Long-term solutions: Imagining a way forward for long-term care after the pandemic
Long-term care home residents account for 81 percent of COVID-related deaths in Canada, twice the rate of an average of 42 percent globally. (Matthias Zomer/Pexels)
Experts say that what Canadians have heard over the past few months about the state of some long-term care homes and the mental health of residents is a window into an ongoing set of issues with the current model of long-term care.
Since the pandemic began, there have been staggering numbers of COVID-19 outbreaks and deaths in these homes, reports from the military showing neglect of residents, and stories from families that their loved ones are declining faster due to increased isolation. Long-term care home residents account for 81 percent of COVID-related deaths in Canada, twice the rate of an average of 42 percent globally.
As shocking as this is for some Canadians, these recent problems aren’t new, and they have roots in the way we choose to handle an elderly population in this country.
Dr. Sherry Dupuis, Co-Director of the Partnerships in Dementia Care (PiDC) Alliance and Research Scientist at the Research Institute for Aging, says there’s a reason why coming up with sustainable solutions to long-term care issues hasn’t traditionally been a priority.
“Ageism is very much at the root of it,” she said. “When we don't value older adults or aging, it's easy for us to institutionalize them to segregate them from us in our communities, and not provide them with the supports they need.”
COVID-19 has not only emphasized this reality, but it presents an opportunity to reflect on how to sustainably move forward with different models of care, post-pandemic. The primary model of care in long-term care homes is rooted in a biomedical structure, which focuses on physical care.
Several experts, including Dupuis, feel a relational care model is the way forward.
“People need to have food to be nourished. They need to be clean… But that's not all people need to live a good life. We shouldn't have people in homes just surviving,” Dupuis said.
Relational care centers around the idea that compassionate relationships are just as important to care structures as physical care and are vital to a person’s wellness. It is through these relationships that people can thrive, because they encourage a sense of belonging, value and purpose.
The relational care model doesn’t just extend to residents. It’s a holistic approach that considers all actors in the care context. Giving staff enough support extends to how they care for and develop relationships with other staff and residents. It creates a new culture of care.
“We need to be concerned about nurturing the relationships that staff have with residents, that staff have with families, and that staff have with each other,” she said. “If we care about people in relationships, we're going to be more likely to care about their well-being.”
There are also advocates of a person-centered method of care, which places higher importance on a person’s individual needs rather than a general standard for each person. But Dupuis has noticed that the homes using this method still have a predominantly biomedical approach. She also says the person-centred model doesn’t ensure all people in the care context have the support they need to live well.

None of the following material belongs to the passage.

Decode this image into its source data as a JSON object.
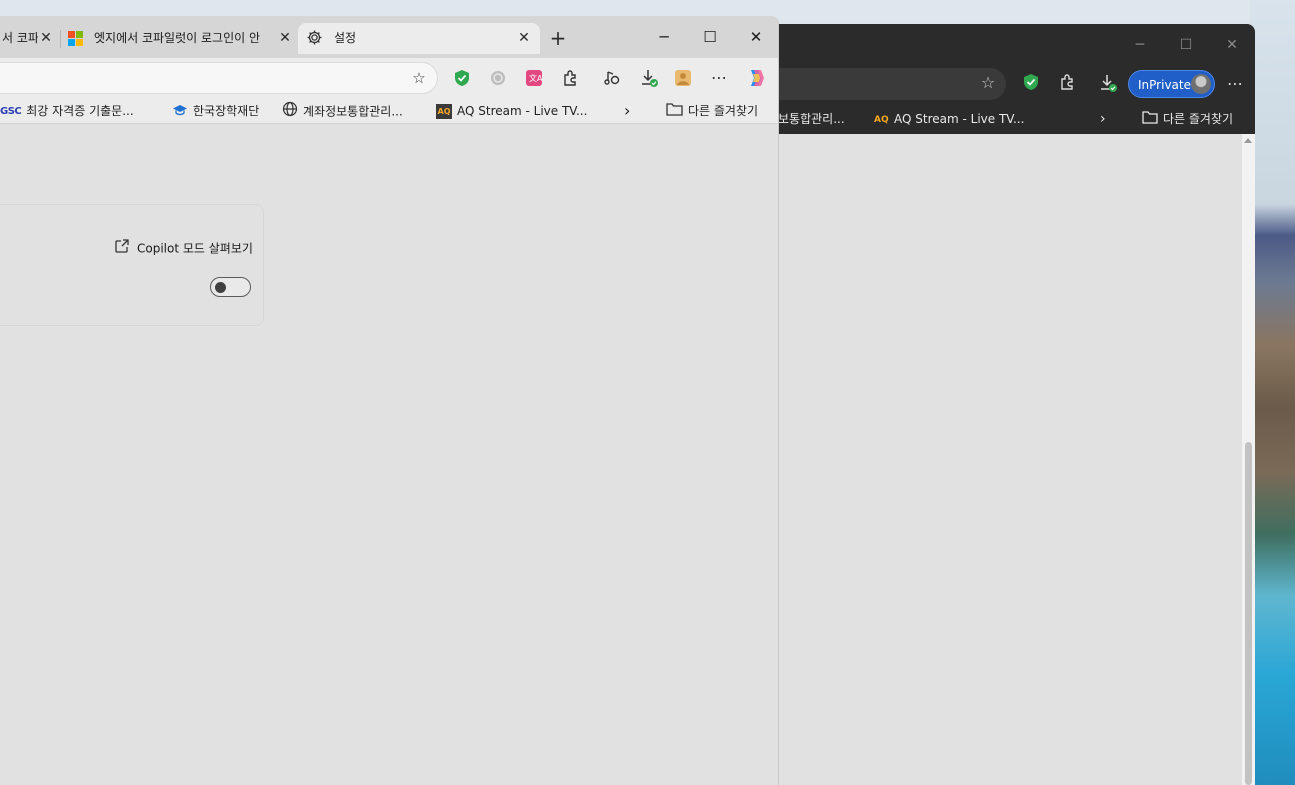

The current systems of care are also task-focused, and this makes it hard to have enough time in the day for staff to nurture relationships with residents. There are recreational staff, but Dupuis says the resident-to-staff ratio makes it harder to bond with everyone.
Dr. Penny MacCourt is the founder of HealthWell Educators and Consultants Ltd and has a research focus in aging, mental health and service delivery at the University of Victoria. She says that loneliness, boredom and helplessness are common among residents of long-term care homes. During a pandemic when they can’t see their families, this becomes worse.
“It also comes down to culture where, you know whether the staff and the management are really there for the residents and are willing to take individualism rather than efficiency,” she said. “Everybody's been encouraged in the last 20 years to think about efficiency.”
Dupuis and Maccourt say placing more value on the physically and mentally demanding work of care home staff can make positive changes in the short-term. It’s common for frontline workers in long-term care to be underpaid. They also lack enough opportunities for secure, full-time work.
This is part of the reason why staff often work multiple jobs at multiple homes, which can increase the risk of spreading COVID-19 between homes. British Columbia’s long-term care homes were not hardest hit by this dilemma, and MacCourt attributes the success to consistent staffing.
“When COVID came in, they said across the board, all the care-aids will work for the government for six months, and they all get $25 an hour,” MacCourt said.
Workers were also mandated to work at only one facility during the pandemic, to decrease opportunities for spread. This also meant allowing full-time work.
“I can’t see how they could possibly turn it back now,” she said. “That’s one of the benefits that’s come out of this, it’s a stabilized workforce.”